- About Us
- Career Center
- Nano-Social Network
- Nano Consulting
- My Account
December 17th, 2007
In the middle of a modern global energy crisis a Danish researcher may hold the key to a breakthrough for solar energy. Forests of crystals so tiny that they can be gathered at the end of a pin have the possibility of producing solar cells which are cheap.
By coincidence the nanophysicist Martin Aagesen discovered that the surface of a material through a special process may consist of extremely tiny crystals sitting so close together that the sun light cannot slip out once it has been caught, writes Berlingske Tidende.
The perspective by the so-called nanocrystals is a production of cheap and efficient solar cells which may become even more widespread than the relatively expensive solar cells that we know today. The crystals are infinitely tiny. However, billions of these can stay in just one square centimetre which means that altogether they will cover a huge area in which the sun light can be caught.
|Related News Press|
Non-Enzyme Sensor Determines Level of Blood Sugar July 29th, 2015
Flexible Future of Point-of-Care Disease Diagnostic July 29th, 2015
Detecting small metallic contaminants in food via magnetization: A practical metallic-contaminant detecting system using three high-Tc RF superconducting quantum interference devices (SQUIDs) July 29th, 2015

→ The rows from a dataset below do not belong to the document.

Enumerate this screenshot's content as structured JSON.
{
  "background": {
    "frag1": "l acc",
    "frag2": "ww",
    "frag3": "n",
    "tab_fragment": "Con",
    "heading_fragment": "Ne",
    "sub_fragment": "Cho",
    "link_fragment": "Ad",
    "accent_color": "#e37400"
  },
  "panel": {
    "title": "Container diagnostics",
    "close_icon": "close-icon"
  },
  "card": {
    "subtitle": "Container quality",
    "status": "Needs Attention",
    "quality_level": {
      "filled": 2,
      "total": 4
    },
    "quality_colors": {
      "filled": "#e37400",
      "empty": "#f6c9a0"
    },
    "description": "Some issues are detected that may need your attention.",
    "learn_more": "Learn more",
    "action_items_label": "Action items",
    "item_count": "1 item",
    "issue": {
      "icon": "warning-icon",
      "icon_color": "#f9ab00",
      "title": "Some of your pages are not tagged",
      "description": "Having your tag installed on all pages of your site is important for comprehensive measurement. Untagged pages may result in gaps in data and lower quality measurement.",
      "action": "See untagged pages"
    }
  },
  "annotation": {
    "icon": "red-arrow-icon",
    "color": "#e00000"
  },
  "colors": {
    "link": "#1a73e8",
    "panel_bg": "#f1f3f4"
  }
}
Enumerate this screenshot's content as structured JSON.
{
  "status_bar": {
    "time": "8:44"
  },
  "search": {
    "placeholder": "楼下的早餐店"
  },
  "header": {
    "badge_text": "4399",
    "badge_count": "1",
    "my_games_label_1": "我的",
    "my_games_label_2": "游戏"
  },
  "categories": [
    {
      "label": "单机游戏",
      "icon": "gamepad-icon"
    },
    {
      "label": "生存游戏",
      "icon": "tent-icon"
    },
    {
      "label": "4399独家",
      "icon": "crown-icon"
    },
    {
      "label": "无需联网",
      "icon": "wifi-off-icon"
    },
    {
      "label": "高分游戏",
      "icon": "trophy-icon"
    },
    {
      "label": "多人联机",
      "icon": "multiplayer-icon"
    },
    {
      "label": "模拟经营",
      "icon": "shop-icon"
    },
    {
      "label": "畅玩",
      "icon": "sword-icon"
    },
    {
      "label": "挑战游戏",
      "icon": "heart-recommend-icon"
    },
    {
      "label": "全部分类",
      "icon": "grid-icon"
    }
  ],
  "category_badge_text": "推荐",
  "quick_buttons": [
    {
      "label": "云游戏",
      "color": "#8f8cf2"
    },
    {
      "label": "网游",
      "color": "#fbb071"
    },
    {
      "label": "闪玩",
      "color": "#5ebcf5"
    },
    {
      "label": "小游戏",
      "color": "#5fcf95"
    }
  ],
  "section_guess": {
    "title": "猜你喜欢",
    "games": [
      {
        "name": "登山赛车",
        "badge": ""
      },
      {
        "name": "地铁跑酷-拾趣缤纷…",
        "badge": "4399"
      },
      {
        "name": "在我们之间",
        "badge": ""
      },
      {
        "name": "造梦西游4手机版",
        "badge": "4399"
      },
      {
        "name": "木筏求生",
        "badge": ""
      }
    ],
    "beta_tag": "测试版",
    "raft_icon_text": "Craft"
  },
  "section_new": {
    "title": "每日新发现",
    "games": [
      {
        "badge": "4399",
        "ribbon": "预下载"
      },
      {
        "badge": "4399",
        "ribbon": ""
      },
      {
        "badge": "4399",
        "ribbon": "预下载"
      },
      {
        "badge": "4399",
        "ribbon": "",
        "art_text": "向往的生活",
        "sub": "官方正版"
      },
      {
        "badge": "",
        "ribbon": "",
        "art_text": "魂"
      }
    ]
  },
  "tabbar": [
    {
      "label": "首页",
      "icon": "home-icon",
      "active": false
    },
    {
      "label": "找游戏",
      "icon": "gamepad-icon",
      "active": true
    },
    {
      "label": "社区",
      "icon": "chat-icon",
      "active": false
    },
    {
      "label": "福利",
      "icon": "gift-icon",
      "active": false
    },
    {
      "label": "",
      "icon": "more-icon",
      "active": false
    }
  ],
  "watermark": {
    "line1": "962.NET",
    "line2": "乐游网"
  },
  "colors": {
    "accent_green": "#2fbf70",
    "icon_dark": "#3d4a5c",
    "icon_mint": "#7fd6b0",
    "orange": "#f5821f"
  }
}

March 2016; 6th Int'l Conference on Nanostructures in Iran July 29th, 2015